Ask Delhi Metro to withhold fare hike, CM Kejriwal urges CentreArvind Kejriwal demanded that a board meeting of DMRC should be convened to stay the proposed fare hike as the corporation is jointly owned by the Central and Delhi govts.
Delhi Chief Minister Arvind Kejriwal on Saturday urged Union Urban Affairs Minister Hardeep Puri to direct Delhi Metro to withhold the "unjustified" fare hike till its decision is jointly reviewed by the Central and Delhi governments.
In his letter to Puri, Kejriwal demanded that a board meeting of the Delhi Metro Rail Corporation (DMRC) should be convened to stay the proposed fare hike as the corporation is jointly owned by the central and the Delhi government.
He pointed out that Delhi residents were still reeling under the impact of the previous "steep fare hike" which came into effect in May and said the proposed second fare hike from October 10 "will be simply unacceptable in this time of economic distress", a government statement said.
Kejriwal said while the Fare Fixation Committee had recommended a gap of one year between two fare hikes, DMRC was going ahead with the second hike "even before six months after implementation of the previous fare hike".
"The Fare Fixation Committee recommended that from 2019 onwards, the annual fare hike should take care of inflation but should not exceed seven per cent per annum. This principle is being completely overlooked in the fare hikes being planned for 2017 which, put together, will exceed 80 per cent in one year alone," he wrote.
"In several slabs, the increase will be 100 per cent, which is quite appalling. There is no reason why the principles to be followed from 2019 onwards should be completely violated in 2017," Kejriwal wrote in his letter.
He pointed out that the committee also advised DMRC to raise funds through real estate development on the lines of the Hong Kong Metro and to improve productivity to cut down costs which would lead to a "much lower increase" in fares.
The AAP leader said no initiatives by the DMRC were visible to improve efficiency so it could reduce costs.
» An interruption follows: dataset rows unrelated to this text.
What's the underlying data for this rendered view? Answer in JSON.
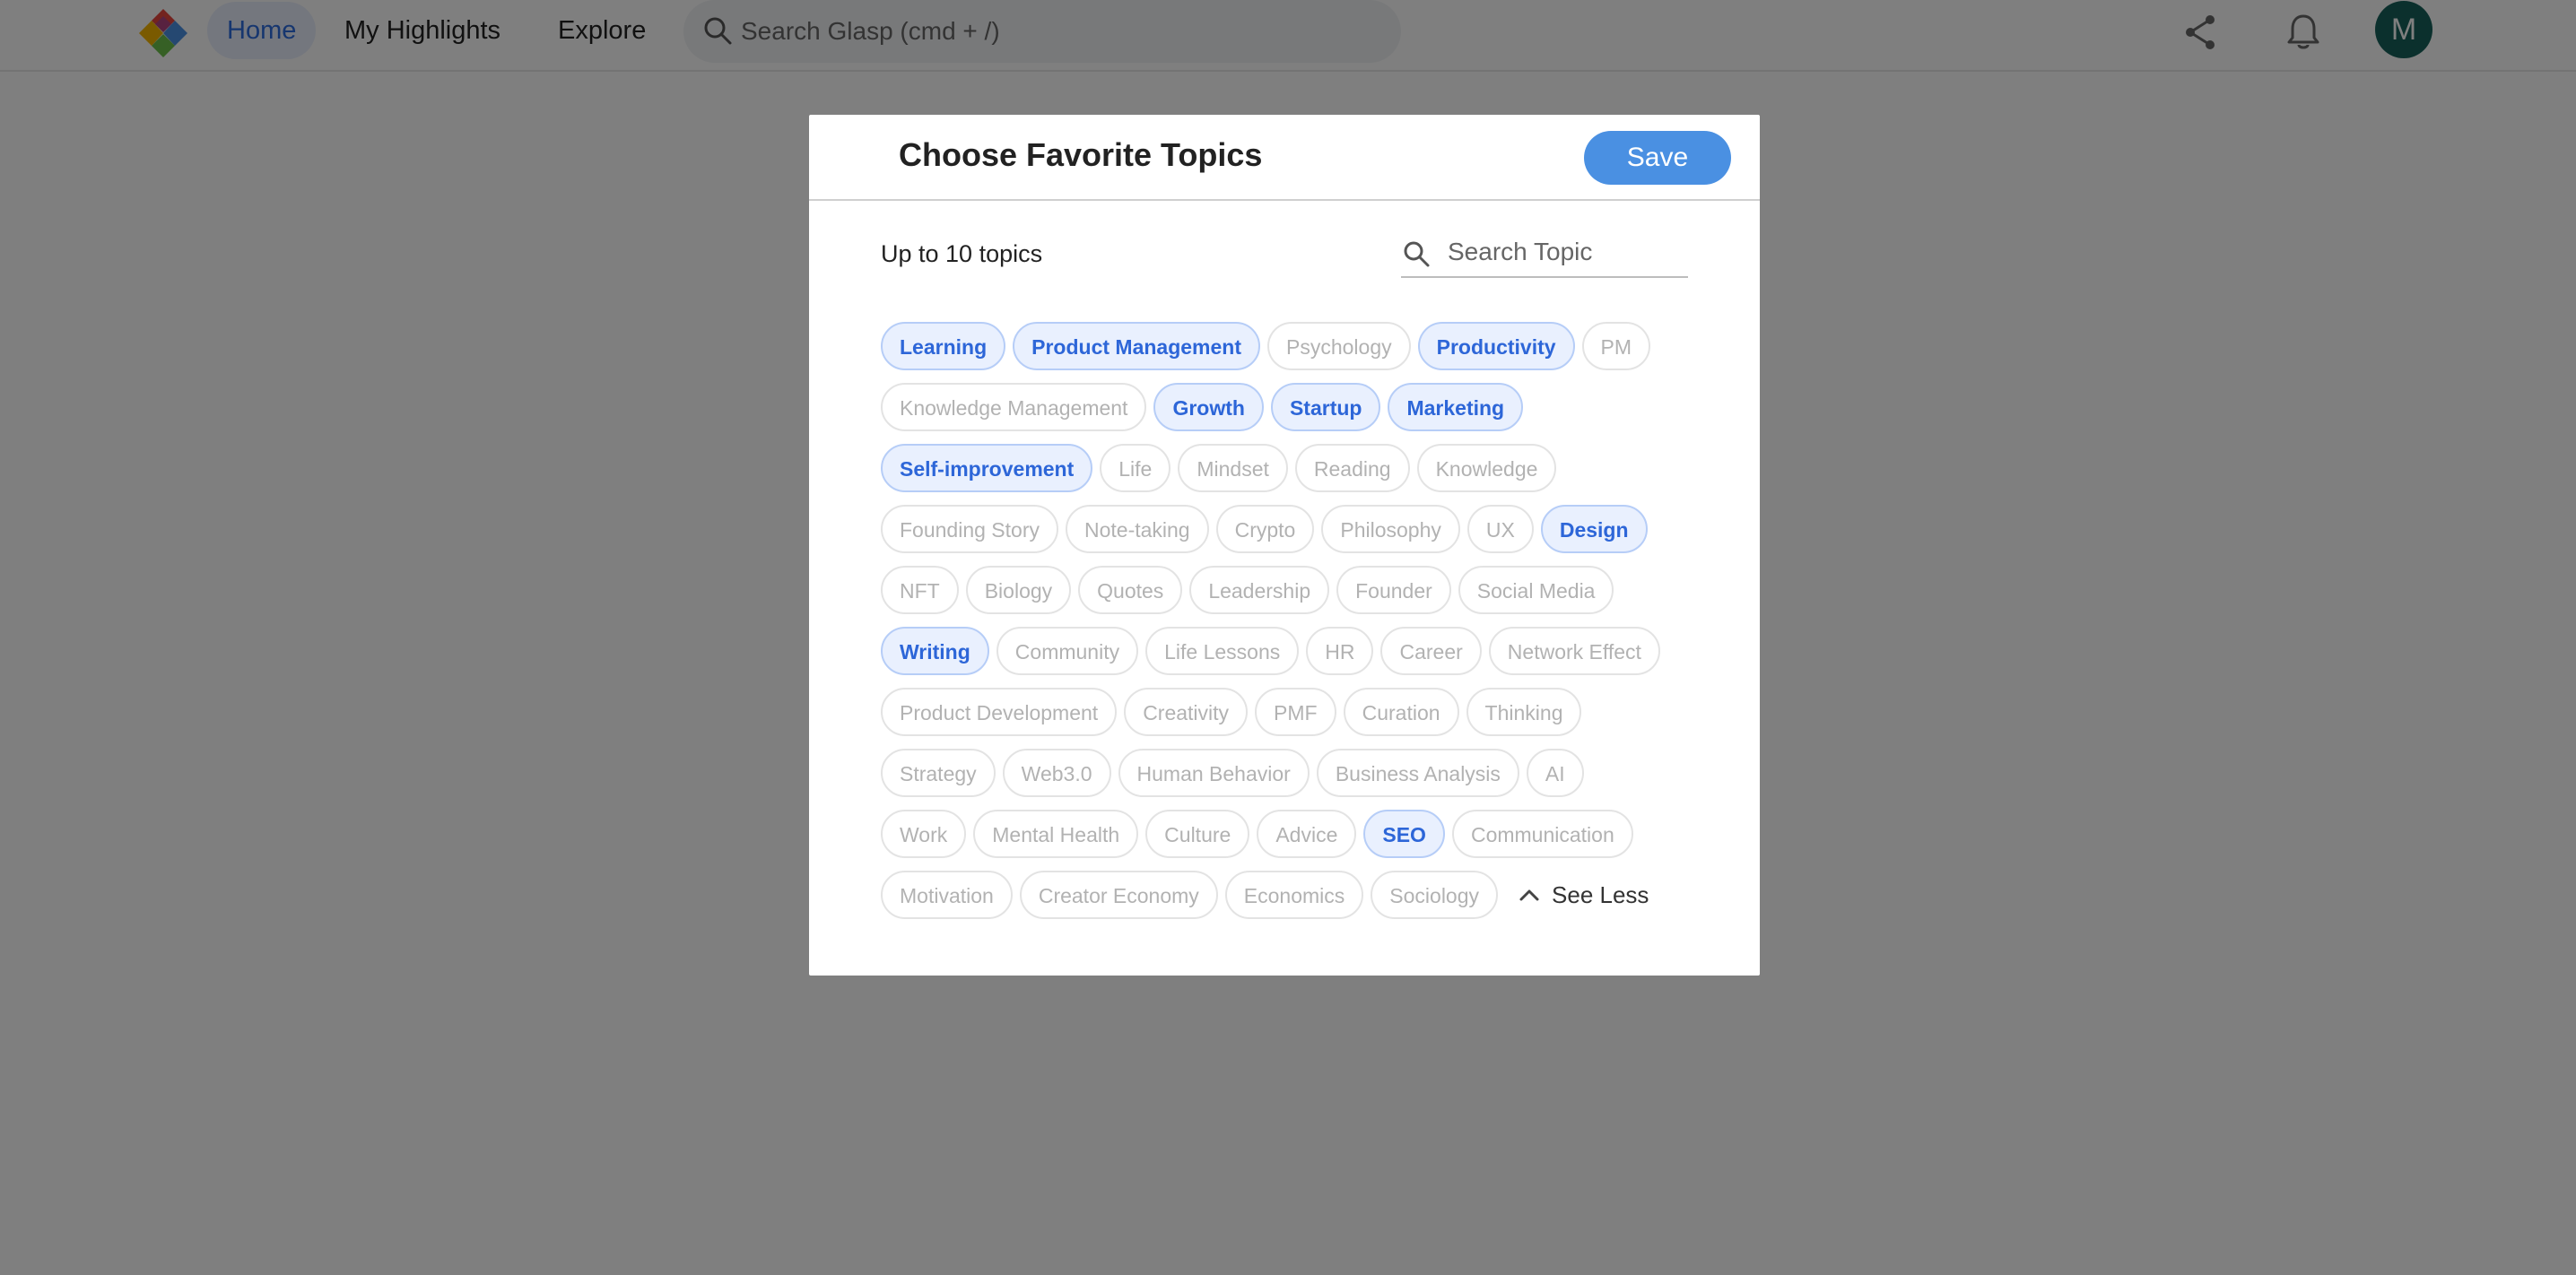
{
  "nav": {
    "home": "Home",
    "my_highlights": "My Highlights",
    "explore": "Explore",
    "search_placeholder": "Search Glasp (cmd + /)",
    "avatar_initial": "M"
  },
  "modal": {
    "title": "Choose Favorite Topics",
    "save_label": "Save",
    "subtitle": "Up to 10 topics",
    "search_placeholder": "Search Topic",
    "see_less_label": "See Less",
    "topics": [
      [
        {
          "label": "Learning",
          "selected": true
        },
        {
          "label": "Product Management",
          "selected": true
        },
        {
          "label": "Psychology",
          "selected": false
        },
        {
          "label": "Productivity",
          "selected": true
        },
        {
          "label": "PM",
          "selected": false
        }
      ],
      [
        {
          "label": "Knowledge Management",
          "selected": false
        },
        {
          "label": "Growth",
          "selected": true
        },
        {
          "label": "Startup",
          "selected": true
        },
        {
          "label": "Marketing",
          "selected": true
        }
      ],
      [
        {
          "label": "Self-improvement",
          "selected": true
        },
        {
          "label": "Life",
          "selected": false
        },
        {
          "label": "Mindset",
          "selected": false
        },
        {
          "label": "Reading",
          "selected": false
        },
        {
          "label": "Knowledge",
          "selected": false
        }
      ],
      [
        {
          "label": "Founding Story",
          "selected": false
        },
        {
          "label": "Note-taking",
          "selected": false
        },
        {
          "label": "Crypto",
          "selected": false
        },
        {
          "label": "Philosophy",
          "selected": false
        },
        {
          "label": "UX",
          "selected": false
        },
        {
          "label": "Design",
          "selected": true
        }
      ],
      [
        {
          "label": "NFT",
          "selected": false
        },
        {
          "label": "Biology",
          "selected": false
        },
        {
          "label": "Quotes",
          "selected": false
        },
        {
          "label": "Leadership",
          "selected": false
        },
        {
          "label": "Founder",
          "selected": false
        },
        {
          "label": "Social Media",
          "selected": false
        }
      ],
      [
        {
          "label": "Writing",
          "selected": true
        },
        {
          "label": "Community",
          "selected": false
        },
        {
          "label": "Life Lessons",
          "selected": false
        },
        {
          "label": "HR",
          "selected": false
        },
        {
          "label": "Career",
          "selected": false
        },
        {
          "label": "Network Effect",
          "selected": false
        }
      ],
      [
        {
          "label": "Product Development",
          "selected": false
        },
        {
          "label": "Creativity",
          "selected": false
        },
        {
          "label": "PMF",
          "selected": false
        },
        {
          "label": "Curation",
          "selected": false
        },
        {
          "label": "Thinking",
          "selected": false
        }
      ],
      [
        {
          "label": "Strategy",
          "selected": false
        },
        {
          "label": "Web3.0",
          "selected": false
        },
        {
          "label": "Human Behavior",
          "selected": false
        },
        {
          "label": "Business Analysis",
          "selected": false
        },
        {
          "label": "AI",
          "selected": false
        }
      ],
      [
        {
          "label": "Work",
          "selected": false
        },
        {
          "label": "Mental Health",
          "selected": false
        },
        {
          "label": "Culture",
          "selected": false
        },
        {
          "label": "Advice",
          "selected": false
        },
        {
          "label": "SEO",
          "selected": true
        },
        {
          "label": "Communication",
          "selected": false
        }
      ],
      [
        {
          "label": "Motivation",
          "selected": false
        },
        {
          "label": "Creator Economy",
          "selected": false
        },
        {
          "label": "Economics",
          "selected": false
        },
        {
          "label": "Sociology",
          "selected": false
        }
      ]
    ]
  },
  "icons": {
    "logo": "glasp-logo",
    "search": "search-icon",
    "share": "share-icon",
    "notification": "bell-icon",
    "see_less": "chevron-up-icon"
  },
  "colors": {
    "accent": "#4a90e2",
    "selected_chip_bg": "#e9f0fe",
    "selected_chip_text": "#2d66d8",
    "avatar_bg": "#16615a",
    "overlay": "rgba(0,0,0,0.5)"
  }
}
"Their effort is to pass on all costs and inefficiencies in the form of a higher fare to be imposed on the ordinary commuters," he wrote.